Nadine Dockey, a physical therapist in PeaceHealth Sacred Heart's NICU, says smell and taste are among the first senses to develop in utero. "By 28 weeks the infant can recognize smell," she explains. "They start to recognize mom's smell, dad's smell and that's closely related with the limbic system and the amygdala, parts of the brain tied to emotion and memory."

Dockey says that in addition to the various physiological effects that studies seem to point to, placing the scent-infused doll a whiff away from the babies generally has a calming effect on them.

Comfort in connection
A lovey doll can have a soothing effect on parents, too. Dockey says moms and dads find comfort in knowing that their scent is relaxing their infants during the times when the babes can't be in their arms.


Karin Larson, a registered nurse at Providence Portland Medical Center in Oregon, and her mother, Pat Sandberg, make lovey dolls for the hospital.

"Parents can feel helpless in this situation where things did not go maybe according to their plan," Dockey says. "So, the dolls give parents some control back and some power back in caring for their baby."

The lovey dolls are made by volunteers at all three Oregon hospitals. At PeaceHealth Sacred Heart, most of them are made by Winnie Jones with material provided by the hospital. She stitches the soft flannel squares together, stuffing them with cotton and tying off the middle section with ribbons.

She started making a few of the dolls every week about four years ago. With the onset of the COVID-19 pandemic, she picked up her pace.

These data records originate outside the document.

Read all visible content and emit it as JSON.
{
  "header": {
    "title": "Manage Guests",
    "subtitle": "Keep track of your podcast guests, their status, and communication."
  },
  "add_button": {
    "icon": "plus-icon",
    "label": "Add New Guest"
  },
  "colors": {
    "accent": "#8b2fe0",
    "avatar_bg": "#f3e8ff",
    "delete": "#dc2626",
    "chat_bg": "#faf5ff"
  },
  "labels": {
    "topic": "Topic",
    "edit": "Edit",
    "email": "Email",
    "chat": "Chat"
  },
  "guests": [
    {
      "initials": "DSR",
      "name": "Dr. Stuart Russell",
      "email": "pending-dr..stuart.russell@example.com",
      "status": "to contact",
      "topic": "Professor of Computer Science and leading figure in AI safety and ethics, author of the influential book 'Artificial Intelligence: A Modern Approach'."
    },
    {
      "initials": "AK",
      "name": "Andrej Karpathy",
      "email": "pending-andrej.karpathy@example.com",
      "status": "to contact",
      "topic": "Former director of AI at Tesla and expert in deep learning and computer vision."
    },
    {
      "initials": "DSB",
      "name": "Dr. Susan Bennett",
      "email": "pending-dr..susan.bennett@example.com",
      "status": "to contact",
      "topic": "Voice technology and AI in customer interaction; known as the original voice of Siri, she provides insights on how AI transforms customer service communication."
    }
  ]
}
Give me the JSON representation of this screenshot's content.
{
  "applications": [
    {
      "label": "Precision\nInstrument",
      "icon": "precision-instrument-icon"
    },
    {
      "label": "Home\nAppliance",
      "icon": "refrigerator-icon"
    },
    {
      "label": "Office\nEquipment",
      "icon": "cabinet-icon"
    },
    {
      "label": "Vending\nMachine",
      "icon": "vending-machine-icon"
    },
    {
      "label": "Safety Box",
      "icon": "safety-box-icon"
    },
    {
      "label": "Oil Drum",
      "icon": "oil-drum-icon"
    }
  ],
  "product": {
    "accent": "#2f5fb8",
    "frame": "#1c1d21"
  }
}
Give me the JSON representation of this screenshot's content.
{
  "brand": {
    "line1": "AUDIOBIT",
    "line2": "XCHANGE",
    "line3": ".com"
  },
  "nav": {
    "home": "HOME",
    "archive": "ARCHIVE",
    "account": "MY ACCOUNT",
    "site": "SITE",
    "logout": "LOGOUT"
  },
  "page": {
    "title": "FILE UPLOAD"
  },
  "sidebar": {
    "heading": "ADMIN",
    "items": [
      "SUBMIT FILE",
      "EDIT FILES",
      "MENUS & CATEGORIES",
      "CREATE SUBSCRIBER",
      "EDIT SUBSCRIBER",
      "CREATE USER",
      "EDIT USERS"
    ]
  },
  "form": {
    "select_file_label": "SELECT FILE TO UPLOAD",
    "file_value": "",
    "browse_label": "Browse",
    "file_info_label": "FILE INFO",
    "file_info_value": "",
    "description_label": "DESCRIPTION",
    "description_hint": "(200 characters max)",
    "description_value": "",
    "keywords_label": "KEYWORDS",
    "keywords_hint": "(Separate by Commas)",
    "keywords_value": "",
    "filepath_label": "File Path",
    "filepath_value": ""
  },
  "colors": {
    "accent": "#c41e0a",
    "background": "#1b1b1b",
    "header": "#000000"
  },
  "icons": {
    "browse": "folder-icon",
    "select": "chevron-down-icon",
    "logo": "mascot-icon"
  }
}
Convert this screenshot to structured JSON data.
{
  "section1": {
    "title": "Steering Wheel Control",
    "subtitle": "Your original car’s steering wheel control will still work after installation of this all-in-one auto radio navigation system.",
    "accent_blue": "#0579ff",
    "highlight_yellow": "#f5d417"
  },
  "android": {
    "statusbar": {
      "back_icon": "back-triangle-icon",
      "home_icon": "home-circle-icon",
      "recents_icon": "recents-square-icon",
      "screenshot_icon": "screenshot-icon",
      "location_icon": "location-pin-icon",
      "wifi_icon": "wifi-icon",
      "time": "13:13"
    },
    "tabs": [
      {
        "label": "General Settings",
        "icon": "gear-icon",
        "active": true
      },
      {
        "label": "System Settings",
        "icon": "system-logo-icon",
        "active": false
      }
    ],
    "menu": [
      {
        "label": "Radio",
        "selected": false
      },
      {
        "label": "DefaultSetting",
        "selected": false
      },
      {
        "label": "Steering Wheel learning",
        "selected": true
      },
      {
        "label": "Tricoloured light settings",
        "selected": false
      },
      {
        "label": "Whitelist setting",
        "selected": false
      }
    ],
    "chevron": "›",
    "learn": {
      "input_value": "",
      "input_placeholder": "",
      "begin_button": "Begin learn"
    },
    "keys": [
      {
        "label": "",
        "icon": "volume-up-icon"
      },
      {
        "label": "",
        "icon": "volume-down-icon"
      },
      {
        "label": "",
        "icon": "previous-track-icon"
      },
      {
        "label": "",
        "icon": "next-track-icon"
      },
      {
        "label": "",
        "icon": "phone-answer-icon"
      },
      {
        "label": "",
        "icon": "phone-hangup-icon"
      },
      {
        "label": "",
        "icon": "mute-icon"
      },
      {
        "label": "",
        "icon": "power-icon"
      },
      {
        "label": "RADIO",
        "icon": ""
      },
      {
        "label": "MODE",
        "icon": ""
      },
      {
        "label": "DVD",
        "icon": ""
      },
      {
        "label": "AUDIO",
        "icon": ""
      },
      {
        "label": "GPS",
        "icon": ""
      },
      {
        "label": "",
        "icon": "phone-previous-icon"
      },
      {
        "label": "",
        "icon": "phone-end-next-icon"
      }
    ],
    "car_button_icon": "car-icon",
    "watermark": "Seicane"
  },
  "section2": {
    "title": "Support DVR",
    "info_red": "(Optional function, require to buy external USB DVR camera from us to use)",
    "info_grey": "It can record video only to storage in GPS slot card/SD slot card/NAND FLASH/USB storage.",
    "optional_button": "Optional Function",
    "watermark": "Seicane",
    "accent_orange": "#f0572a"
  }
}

Now she makes as many as 24 a week. "While I sew these, I say a little prayer for the babies who receive them and it just makes me feel good doing this," says Jones, who lives in Eugene, Oregon.

Once the preemies are discharged, the dolls go home with the families as keepsakes. Before the pandemic, Providence Portland hosted annual reunions for NICU families. It wasn't unusual for parents to tell the NICU nurses that the children even as toddlers were still attached to the toys.

Nurse, mother team up
Providence Portland's lovey doll supplies used to come from various volunteers, including Girl Scout troops. In recent years, Karin Larson, a registered nurse in the hospital's NICU, and her mother, Pat Sandberg, have been making all of them.

Larson says she and her mother took over doll production when quality became an issue. "They weren't standing up to repeated laundering," she explains.

She and her mother get together every few months to make the dolls. Her mother, who is 86, handles the part that requires a sewing machine and Larson does the rest. They produce 30-40 dolls at a time.

"They are quite labor intensive, I will say, for as simple of an item as they look," Larson says. "We work for hours just to make one batch."

It's a labor of love for the duo, bonding them much as the dolls bond the newborns and parents in the NICU.

"It's a fun mother-daughter time for us to connect and visit," Larson says. "It's lovely."

Copyright © 2022 by the Catholic Health Association of the United States
For reprint permission, contact Betty Crosby or call (314) 253-3490.